installation of approximately 700 found objects (iron and brass) and found object embedded in gesso cubePrabhavathi Meppayil’s practice rests in her approach to processes and materials. Coming from a family of goldsmiths, Meppayil adopts artisan techniques and materials and relocates them to forms and ideas associated with postwar art.
In tw/one, found iron and brass tools traditionally used by goldsmiths are assembled into a low-relief grid, creating what Benjamin H. D. Buchloh describes as a collision of ‘ordering principles and disordering strategies.’ The virtually obsolete tools are liberated from their intended use when placed in the grid – the anti-narrative leitmotif of Modernism – yet retain traces of their histories, particularly the musicality inherent to the goldsmith’s tinkering process.

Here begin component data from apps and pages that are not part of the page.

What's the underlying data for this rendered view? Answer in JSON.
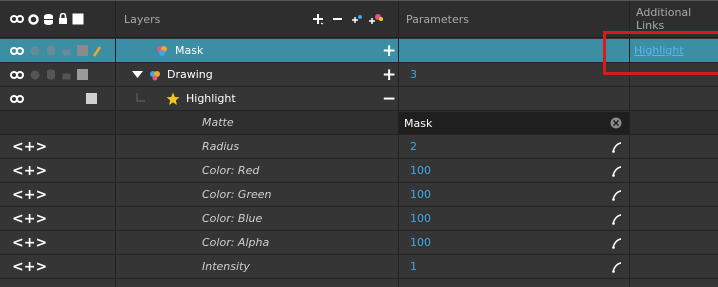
{
  "header": {
    "layers_label": "Layers",
    "parameters_label": "Parameters",
    "additional_links_label": "Additional Links"
  },
  "layers": [
    {
      "name": "Mask",
      "action": "+",
      "param": "",
      "link": "Highlight"
    },
    {
      "name": "Drawing",
      "action": "+",
      "param": "3",
      "link": ""
    },
    {
      "name": "Highlight",
      "action": "−",
      "param": "",
      "link": ""
    }
  ],
  "params": [
    {
      "name": "Matte",
      "value": "Mask",
      "kind": "dropdown"
    },
    {
      "name": "Radius",
      "value": "2",
      "kind": "number"
    },
    {
      "name": "Color: Red",
      "value": "100",
      "kind": "number"
    },
    {
      "name": "Color: Green",
      "value": "100",
      "kind": "number"
    },
    {
      "name": "Color: Blue",
      "value": "100",
      "kind": "number"
    },
    {
      "name": "Color: Alpha",
      "value": "100",
      "kind": "number"
    },
    {
      "name": "Intensity",
      "value": "1",
      "kind": "number"
    }
  ],
  "nav_symbol": "<+>",
  "colors": {
    "selected_row": "#3f8fa2",
    "link": "#5ab6f0",
    "value": "#3ea7ea",
    "annotation": "#d81a1a",
    "star": "#f5c518"
  }
}
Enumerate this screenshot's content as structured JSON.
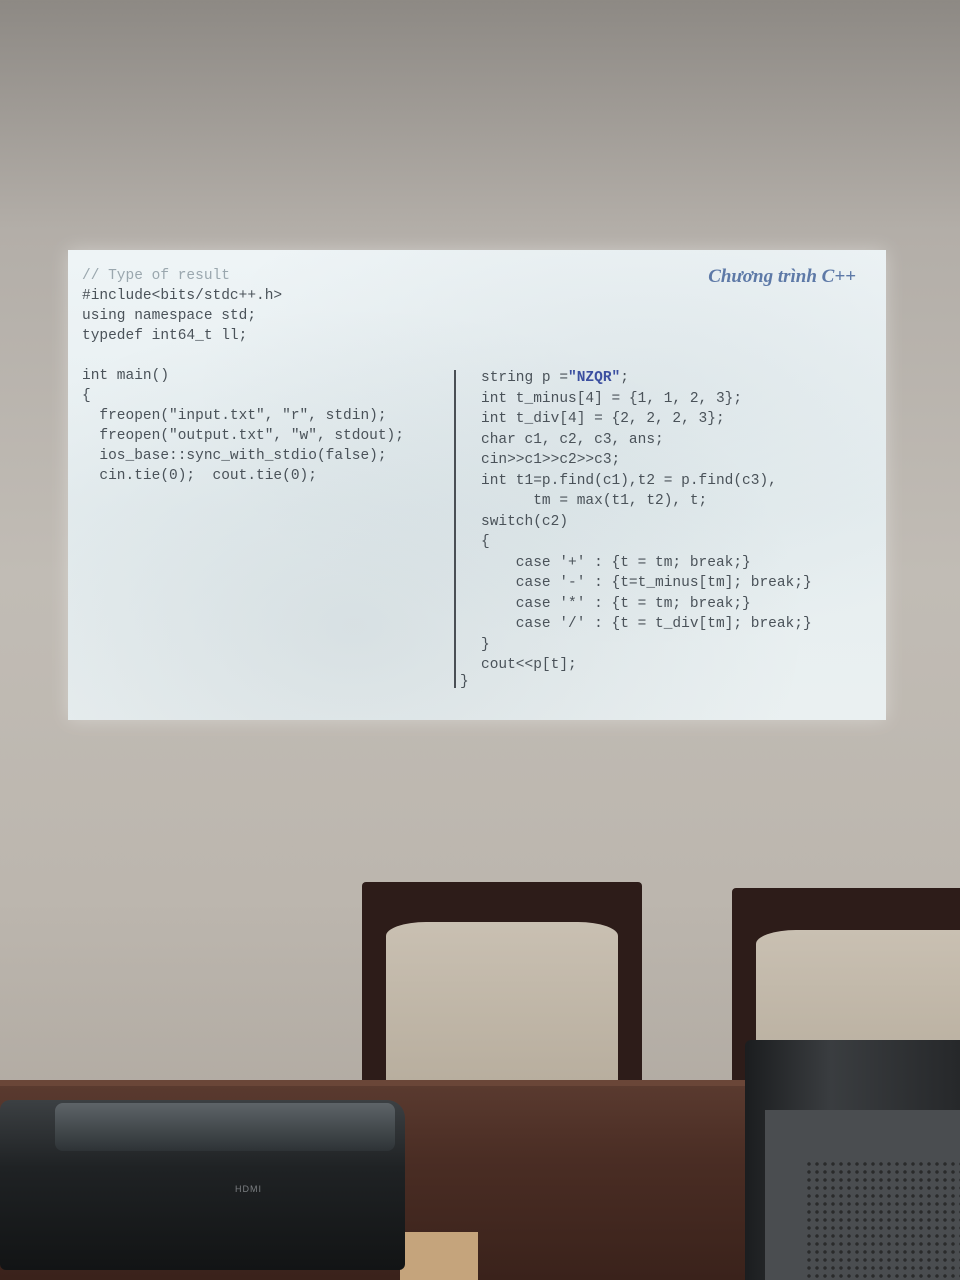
{
  "slide": {
    "title": "Chương trình C++",
    "left_code": {
      "comment": "// Type of result",
      "lines": [
        "#include<bits/stdc++.h>",
        "using namespace std;",
        "typedef int64_t ll;",
        "",
        "int main()",
        "{",
        "  freopen(\"input.txt\", \"r\", stdin);",
        "  freopen(\"output.txt\", \"w\", stdout);",
        "  ios_base::sync_with_stdio(false);",
        "  cin.tie(0);  cout.tie(0);"
      ]
    },
    "right_code": {
      "string_prefix": "string p =",
      "string_literal": "\"NZQR\"",
      "string_suffix": ";",
      "lines": [
        "int t_minus[4] = {1, 1, 2, 3};",
        "int t_div[4] = {2, 2, 2, 3};",
        "char c1, c2, c3, ans;",
        "cin>>c1>>c2>>c3;",
        "int t1=p.find(c1),t2 = p.find(c3),",
        "      tm = max(t1, t2), t;",
        "switch(c2)",
        "{",
        "    case '+' : {t = tm; break;}",
        "    case '-' : {t=t_minus[tm]; break;}",
        "    case '*' : {t = tm; break;}",
        "    case '/' : {t = t_div[tm]; break;}",
        "}",
        "cout<<p[t];"
      ]
    },
    "closing_brace": "}"
  },
  "room": {
    "projector_label": "HDMI"
  }
}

tw/one resists classification and instead evokes tendencies of different artistic disciplines. This is especially apparent in the gesso cube that, like Meppayil’s gesso panels, consists of a metal object inlaid into a monochrome surface, occupying a neutral space between painting and sculpture, picture and object. Through this dialogue between categories and forms, Meppayil creates ambiguities and contradictions that generate new readings of her work and materials.